-- Records shown --
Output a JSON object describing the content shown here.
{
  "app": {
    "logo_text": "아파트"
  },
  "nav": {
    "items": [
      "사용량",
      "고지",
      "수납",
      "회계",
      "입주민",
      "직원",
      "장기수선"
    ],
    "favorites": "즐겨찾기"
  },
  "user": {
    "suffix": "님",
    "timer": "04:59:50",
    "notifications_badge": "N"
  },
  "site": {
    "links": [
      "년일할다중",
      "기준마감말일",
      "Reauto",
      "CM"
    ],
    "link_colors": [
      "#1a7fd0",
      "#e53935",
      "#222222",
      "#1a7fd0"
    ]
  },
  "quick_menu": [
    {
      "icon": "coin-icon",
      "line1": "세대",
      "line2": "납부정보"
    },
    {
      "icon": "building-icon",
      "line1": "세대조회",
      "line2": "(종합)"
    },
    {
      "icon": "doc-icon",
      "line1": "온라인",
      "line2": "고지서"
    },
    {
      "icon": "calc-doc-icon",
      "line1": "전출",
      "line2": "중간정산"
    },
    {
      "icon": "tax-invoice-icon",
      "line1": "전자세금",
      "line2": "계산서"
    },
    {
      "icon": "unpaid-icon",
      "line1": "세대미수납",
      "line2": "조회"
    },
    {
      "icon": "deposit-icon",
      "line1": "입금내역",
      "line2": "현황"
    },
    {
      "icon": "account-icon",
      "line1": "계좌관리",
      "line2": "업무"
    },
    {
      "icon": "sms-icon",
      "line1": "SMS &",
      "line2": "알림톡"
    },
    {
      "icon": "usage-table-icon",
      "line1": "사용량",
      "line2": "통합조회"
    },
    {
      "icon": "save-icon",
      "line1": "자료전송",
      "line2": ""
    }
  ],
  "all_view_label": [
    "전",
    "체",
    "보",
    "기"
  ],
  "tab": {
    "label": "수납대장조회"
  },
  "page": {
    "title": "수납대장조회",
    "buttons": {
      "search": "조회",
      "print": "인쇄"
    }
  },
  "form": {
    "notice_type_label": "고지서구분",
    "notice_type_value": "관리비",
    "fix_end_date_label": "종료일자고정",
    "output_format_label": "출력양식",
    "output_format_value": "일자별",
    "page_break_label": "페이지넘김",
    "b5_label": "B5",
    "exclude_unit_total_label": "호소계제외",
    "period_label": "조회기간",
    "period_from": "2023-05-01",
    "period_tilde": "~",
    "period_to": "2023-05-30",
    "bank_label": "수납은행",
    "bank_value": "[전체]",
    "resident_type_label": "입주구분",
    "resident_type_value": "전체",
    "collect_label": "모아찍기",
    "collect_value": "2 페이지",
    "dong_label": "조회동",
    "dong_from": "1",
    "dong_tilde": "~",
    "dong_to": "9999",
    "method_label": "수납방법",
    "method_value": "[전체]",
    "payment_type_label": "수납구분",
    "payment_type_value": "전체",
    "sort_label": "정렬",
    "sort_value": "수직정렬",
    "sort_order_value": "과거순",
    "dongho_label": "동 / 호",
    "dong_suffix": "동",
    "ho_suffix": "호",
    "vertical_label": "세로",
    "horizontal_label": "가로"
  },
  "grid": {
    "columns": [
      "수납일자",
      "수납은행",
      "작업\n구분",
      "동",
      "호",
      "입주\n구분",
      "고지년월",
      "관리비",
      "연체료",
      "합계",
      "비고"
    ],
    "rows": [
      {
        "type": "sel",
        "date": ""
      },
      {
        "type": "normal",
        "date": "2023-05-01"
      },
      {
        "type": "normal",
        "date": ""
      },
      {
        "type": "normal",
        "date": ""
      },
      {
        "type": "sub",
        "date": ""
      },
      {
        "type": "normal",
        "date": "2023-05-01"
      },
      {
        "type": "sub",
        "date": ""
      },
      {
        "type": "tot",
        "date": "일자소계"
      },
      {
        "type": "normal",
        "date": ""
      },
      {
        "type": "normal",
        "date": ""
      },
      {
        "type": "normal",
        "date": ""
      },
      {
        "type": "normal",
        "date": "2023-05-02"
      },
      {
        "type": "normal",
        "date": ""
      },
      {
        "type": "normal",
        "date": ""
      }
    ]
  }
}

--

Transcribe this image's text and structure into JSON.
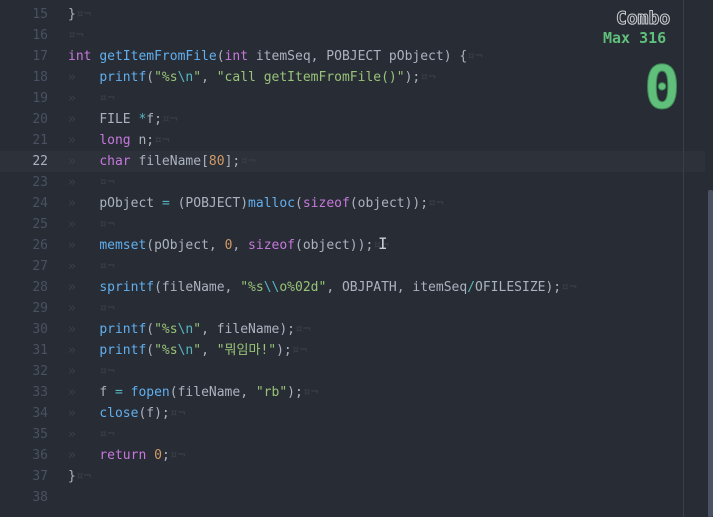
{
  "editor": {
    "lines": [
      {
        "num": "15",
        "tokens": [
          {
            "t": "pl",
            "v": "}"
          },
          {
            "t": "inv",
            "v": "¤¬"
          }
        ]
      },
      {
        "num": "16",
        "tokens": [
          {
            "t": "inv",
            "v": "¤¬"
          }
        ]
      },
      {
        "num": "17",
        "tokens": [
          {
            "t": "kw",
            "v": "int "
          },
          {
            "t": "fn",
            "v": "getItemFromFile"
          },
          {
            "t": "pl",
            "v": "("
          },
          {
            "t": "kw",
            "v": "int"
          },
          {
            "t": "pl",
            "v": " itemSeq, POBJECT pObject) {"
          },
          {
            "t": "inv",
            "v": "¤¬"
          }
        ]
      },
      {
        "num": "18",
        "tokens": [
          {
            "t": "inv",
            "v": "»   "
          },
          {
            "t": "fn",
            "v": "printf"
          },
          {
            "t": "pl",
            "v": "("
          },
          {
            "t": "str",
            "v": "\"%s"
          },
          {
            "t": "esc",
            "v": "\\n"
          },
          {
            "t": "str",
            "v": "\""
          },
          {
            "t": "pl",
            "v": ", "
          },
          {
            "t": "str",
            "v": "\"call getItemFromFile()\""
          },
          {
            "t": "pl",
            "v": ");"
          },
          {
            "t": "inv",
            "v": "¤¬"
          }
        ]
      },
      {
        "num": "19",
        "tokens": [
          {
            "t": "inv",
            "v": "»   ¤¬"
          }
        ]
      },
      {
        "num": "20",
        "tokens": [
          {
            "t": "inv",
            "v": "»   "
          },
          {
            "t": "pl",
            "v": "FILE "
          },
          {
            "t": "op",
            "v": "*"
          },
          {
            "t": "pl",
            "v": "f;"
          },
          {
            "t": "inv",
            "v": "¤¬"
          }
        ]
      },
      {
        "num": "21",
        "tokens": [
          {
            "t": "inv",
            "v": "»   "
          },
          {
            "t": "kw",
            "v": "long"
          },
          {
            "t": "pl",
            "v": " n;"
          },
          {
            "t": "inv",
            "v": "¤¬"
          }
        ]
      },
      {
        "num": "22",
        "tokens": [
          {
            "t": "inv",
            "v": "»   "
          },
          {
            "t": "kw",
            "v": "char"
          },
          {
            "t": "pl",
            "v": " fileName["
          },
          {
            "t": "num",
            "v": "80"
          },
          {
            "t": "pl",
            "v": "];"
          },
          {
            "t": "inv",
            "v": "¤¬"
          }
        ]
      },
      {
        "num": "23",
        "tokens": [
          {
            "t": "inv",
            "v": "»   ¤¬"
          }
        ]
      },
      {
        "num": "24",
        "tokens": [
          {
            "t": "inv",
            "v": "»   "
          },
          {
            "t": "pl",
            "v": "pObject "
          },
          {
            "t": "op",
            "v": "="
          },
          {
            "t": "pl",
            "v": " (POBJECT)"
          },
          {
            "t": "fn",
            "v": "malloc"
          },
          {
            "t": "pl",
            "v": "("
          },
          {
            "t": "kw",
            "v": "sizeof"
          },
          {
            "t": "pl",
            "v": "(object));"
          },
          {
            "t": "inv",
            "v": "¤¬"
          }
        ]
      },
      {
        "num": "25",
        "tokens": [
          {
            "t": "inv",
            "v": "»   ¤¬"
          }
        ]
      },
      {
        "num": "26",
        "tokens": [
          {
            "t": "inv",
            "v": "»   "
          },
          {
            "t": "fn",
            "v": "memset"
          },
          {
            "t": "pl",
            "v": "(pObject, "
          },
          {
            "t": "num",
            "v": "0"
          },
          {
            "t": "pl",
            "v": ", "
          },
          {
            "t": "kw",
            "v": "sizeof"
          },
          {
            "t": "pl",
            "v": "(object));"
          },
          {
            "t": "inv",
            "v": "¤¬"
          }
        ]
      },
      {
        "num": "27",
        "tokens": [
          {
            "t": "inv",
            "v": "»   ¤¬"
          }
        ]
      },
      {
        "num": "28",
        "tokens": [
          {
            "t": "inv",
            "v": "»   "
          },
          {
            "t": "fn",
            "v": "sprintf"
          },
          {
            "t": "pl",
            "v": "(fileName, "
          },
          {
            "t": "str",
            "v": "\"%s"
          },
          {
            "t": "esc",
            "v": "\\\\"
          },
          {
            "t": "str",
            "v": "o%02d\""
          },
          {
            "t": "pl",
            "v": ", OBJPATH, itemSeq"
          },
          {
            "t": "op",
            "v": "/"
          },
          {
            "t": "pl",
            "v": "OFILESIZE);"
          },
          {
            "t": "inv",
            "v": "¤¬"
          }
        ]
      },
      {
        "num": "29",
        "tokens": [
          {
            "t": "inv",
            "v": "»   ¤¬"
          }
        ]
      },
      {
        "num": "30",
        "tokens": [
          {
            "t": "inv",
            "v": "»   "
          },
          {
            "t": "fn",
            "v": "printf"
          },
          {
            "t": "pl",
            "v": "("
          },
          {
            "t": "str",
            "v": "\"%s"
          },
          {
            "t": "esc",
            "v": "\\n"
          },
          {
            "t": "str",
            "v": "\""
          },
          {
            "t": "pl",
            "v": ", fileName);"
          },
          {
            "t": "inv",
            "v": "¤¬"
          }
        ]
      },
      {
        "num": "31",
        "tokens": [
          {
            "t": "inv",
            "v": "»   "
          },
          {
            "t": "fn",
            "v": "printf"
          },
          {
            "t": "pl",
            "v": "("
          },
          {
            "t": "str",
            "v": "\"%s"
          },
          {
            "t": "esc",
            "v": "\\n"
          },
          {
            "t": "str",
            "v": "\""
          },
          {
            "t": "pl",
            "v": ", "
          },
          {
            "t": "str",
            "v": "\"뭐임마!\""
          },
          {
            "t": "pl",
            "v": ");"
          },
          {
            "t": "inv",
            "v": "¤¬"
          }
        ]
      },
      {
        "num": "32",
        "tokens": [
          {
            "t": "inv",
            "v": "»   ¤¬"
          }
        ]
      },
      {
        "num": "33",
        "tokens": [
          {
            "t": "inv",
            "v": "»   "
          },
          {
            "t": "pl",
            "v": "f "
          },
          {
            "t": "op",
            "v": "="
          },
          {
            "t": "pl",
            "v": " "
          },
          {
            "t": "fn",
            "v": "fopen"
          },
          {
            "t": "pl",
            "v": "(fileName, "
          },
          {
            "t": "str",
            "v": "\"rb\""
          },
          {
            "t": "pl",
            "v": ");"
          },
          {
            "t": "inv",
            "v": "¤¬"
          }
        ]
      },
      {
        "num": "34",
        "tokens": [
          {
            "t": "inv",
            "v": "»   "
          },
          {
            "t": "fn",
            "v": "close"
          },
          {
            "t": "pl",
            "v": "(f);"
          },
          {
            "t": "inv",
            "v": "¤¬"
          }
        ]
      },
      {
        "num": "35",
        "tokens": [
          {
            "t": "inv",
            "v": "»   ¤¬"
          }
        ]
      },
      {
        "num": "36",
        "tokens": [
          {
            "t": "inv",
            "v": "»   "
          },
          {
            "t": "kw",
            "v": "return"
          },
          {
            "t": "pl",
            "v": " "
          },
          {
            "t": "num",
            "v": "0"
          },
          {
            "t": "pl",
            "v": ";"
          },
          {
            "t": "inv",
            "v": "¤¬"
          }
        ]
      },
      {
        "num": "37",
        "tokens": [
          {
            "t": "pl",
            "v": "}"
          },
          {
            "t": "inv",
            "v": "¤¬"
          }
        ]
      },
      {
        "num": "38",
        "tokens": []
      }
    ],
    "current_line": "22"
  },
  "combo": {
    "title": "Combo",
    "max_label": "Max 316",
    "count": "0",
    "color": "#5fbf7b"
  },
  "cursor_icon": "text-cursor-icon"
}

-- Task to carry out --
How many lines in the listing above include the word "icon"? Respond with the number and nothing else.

-- Exercise answer --
12